_Input material_:
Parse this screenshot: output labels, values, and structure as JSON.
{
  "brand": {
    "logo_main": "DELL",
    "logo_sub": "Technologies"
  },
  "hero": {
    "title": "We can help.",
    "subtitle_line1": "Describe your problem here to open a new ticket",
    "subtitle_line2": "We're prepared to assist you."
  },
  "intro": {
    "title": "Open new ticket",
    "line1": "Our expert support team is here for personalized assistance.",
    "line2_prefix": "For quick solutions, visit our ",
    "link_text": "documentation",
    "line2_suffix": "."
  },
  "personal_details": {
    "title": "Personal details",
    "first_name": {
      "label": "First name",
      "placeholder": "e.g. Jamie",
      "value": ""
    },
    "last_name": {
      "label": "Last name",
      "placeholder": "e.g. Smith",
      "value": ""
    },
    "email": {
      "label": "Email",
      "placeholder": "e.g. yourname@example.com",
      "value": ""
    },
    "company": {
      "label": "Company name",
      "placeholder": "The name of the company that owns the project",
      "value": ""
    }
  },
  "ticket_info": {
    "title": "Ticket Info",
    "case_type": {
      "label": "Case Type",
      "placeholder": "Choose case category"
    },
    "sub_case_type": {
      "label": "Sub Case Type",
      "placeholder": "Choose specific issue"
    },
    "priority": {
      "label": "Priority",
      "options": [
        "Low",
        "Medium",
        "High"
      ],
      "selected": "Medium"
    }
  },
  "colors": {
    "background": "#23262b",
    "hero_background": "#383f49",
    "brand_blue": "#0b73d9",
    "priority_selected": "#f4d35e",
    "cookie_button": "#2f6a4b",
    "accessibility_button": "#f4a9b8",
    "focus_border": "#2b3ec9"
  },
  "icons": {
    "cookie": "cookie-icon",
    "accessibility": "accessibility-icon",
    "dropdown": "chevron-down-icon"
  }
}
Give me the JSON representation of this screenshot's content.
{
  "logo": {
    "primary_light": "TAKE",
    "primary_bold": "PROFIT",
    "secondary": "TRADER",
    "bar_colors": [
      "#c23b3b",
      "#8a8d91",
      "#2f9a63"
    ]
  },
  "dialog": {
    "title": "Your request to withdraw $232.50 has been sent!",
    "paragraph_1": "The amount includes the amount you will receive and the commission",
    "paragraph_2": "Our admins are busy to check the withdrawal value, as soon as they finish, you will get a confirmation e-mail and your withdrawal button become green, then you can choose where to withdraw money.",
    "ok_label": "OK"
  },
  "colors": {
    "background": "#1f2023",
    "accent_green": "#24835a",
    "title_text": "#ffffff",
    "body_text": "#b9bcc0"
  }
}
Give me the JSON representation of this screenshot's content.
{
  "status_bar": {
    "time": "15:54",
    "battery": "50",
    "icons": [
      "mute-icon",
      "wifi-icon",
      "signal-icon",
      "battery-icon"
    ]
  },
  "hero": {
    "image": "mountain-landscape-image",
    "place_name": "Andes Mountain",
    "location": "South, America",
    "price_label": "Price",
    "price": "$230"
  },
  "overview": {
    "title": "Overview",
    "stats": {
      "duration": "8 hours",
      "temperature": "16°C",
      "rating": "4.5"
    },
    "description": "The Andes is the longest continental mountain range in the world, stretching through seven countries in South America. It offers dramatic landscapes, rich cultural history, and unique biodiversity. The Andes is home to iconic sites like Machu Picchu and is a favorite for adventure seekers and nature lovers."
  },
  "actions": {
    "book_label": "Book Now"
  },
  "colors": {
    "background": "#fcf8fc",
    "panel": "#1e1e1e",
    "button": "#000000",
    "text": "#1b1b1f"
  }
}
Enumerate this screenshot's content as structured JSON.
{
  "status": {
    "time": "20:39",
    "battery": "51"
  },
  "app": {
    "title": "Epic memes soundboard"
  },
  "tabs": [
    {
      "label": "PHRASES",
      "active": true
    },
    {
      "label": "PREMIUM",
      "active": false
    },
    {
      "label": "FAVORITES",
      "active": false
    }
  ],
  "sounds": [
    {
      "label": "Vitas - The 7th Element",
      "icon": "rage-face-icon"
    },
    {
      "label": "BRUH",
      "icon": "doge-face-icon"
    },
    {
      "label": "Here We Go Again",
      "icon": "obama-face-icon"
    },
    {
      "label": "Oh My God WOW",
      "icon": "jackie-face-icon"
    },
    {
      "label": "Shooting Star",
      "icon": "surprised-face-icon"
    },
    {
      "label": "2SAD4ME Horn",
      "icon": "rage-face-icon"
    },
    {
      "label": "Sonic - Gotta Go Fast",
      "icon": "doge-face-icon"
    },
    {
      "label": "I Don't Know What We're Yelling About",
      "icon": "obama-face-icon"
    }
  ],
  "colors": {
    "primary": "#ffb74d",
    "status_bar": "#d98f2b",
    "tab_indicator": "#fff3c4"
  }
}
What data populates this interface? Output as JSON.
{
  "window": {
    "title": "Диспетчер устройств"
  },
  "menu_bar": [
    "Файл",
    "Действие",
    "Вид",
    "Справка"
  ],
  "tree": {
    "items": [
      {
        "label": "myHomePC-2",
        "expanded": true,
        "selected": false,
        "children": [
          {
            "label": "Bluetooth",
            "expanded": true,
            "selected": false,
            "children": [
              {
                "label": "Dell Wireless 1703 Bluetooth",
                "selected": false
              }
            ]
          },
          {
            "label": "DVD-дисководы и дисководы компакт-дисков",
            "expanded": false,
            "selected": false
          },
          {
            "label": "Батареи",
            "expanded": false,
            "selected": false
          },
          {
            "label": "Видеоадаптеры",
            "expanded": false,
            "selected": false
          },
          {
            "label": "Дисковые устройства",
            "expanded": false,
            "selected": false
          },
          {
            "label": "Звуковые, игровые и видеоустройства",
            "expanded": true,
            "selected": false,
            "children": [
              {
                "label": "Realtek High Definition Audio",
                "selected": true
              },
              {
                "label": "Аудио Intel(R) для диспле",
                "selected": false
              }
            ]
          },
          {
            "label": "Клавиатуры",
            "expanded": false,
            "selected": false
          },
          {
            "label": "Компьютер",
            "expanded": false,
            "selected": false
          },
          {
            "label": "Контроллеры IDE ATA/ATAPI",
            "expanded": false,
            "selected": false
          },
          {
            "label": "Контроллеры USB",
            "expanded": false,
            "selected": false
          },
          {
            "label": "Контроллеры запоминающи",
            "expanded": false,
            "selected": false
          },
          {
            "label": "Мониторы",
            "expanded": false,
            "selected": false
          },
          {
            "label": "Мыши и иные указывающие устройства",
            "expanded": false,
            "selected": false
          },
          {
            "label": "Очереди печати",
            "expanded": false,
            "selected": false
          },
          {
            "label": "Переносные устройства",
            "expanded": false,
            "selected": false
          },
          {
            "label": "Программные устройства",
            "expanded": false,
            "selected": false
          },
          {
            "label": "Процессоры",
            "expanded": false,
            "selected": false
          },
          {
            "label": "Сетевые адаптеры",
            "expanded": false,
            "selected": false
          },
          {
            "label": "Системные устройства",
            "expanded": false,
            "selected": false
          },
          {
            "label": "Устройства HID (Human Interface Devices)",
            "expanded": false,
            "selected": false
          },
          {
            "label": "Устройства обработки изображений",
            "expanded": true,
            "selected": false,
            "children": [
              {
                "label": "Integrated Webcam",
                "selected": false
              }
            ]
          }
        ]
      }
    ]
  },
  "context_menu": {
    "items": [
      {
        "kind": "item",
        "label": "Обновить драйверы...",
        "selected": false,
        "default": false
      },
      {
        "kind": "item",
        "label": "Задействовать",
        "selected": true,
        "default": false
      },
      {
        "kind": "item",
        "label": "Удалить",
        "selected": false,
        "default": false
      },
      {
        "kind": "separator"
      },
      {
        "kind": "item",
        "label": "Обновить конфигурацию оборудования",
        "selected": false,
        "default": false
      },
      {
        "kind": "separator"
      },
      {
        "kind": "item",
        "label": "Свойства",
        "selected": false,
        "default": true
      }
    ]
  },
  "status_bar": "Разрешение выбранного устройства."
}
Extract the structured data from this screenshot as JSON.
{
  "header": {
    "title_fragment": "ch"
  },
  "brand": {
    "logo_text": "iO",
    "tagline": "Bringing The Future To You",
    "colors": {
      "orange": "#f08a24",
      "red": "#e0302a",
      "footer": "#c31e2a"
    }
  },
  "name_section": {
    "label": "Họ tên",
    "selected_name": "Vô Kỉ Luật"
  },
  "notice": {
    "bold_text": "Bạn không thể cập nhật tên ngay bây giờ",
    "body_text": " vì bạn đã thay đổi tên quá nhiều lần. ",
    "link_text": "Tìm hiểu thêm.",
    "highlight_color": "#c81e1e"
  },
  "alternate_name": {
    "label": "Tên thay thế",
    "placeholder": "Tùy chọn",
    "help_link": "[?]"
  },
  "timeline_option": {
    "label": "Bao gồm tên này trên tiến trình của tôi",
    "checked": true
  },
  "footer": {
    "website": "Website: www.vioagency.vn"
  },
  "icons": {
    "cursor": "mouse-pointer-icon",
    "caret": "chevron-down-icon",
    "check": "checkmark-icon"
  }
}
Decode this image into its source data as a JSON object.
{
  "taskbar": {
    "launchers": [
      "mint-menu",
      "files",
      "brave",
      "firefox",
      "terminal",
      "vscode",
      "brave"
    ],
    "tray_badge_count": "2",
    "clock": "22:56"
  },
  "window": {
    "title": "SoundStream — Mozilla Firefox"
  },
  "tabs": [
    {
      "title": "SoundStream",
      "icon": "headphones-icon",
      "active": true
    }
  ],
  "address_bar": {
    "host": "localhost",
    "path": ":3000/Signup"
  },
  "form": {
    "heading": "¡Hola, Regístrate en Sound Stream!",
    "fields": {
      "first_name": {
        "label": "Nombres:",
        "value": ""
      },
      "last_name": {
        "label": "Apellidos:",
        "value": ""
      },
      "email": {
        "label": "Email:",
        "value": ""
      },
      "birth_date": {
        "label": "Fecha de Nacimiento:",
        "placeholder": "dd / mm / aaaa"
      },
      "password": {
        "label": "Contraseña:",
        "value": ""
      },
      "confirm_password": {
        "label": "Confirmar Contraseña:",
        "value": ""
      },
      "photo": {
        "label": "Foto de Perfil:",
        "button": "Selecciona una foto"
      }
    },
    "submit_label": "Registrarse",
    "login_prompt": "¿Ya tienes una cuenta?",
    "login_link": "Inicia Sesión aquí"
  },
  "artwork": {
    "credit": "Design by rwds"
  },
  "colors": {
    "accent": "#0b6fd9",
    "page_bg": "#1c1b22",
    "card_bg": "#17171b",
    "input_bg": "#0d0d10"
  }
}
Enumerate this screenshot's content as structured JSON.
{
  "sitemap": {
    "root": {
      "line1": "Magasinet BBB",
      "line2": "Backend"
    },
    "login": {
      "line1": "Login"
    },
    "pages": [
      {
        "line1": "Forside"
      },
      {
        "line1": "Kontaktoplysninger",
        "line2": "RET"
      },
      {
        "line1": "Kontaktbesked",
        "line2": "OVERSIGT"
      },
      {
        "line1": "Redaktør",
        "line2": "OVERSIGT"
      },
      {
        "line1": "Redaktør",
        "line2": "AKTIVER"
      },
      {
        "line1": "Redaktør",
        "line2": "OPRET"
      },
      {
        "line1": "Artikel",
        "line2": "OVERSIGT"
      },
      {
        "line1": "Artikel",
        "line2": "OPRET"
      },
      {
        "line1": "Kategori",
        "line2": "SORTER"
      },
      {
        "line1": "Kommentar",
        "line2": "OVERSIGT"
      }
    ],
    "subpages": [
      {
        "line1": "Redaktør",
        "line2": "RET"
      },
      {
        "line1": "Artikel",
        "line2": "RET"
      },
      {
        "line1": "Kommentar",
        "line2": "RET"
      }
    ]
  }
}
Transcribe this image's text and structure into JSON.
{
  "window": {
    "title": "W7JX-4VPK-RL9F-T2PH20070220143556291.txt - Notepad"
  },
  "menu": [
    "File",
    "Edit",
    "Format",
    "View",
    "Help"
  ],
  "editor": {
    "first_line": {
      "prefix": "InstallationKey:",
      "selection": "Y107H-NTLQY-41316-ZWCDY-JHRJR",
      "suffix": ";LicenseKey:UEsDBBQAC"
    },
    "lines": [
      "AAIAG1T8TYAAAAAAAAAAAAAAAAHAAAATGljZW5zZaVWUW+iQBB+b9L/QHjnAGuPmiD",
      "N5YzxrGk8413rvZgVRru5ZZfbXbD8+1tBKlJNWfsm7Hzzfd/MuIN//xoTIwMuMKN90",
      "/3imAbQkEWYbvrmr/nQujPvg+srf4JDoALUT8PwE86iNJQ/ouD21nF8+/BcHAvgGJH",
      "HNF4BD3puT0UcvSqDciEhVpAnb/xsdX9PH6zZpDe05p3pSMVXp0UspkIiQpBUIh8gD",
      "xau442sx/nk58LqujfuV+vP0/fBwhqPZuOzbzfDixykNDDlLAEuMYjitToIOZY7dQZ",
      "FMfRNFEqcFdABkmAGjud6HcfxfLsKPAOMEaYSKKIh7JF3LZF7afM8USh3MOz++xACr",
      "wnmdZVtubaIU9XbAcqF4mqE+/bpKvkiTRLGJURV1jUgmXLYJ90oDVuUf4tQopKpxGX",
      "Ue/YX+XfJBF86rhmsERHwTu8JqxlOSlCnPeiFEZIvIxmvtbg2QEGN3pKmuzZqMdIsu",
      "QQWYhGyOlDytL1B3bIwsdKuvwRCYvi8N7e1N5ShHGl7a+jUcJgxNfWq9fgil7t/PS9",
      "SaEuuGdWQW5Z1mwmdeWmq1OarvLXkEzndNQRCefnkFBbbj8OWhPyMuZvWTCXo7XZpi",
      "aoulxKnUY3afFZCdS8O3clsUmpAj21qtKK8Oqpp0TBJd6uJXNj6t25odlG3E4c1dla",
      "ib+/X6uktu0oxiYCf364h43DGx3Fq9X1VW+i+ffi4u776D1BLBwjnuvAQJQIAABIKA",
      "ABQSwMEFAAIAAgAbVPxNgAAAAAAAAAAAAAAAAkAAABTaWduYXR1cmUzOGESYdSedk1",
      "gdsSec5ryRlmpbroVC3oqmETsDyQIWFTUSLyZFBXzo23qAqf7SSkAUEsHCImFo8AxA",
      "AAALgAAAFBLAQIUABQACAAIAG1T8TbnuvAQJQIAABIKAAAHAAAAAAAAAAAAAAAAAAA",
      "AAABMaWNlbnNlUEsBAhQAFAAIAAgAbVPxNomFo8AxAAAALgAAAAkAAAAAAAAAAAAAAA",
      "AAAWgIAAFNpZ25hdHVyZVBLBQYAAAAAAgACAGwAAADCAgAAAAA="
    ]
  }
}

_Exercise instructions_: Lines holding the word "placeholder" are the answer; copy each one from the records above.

_Answer for this exercise_:
      "placeholder": "e.g. Jamie",
      "placeholder": "e.g. Smith",
      "placeholder": "e.g. yourname@example.com",
      "placeholder": "The name of the company that owns the project",
      "placeholder": "Choose case category"
      "placeholder": "Choose specific issue"
    "placeholder": "Tùy chọn",
        "placeholder": "dd / mm / aaaa"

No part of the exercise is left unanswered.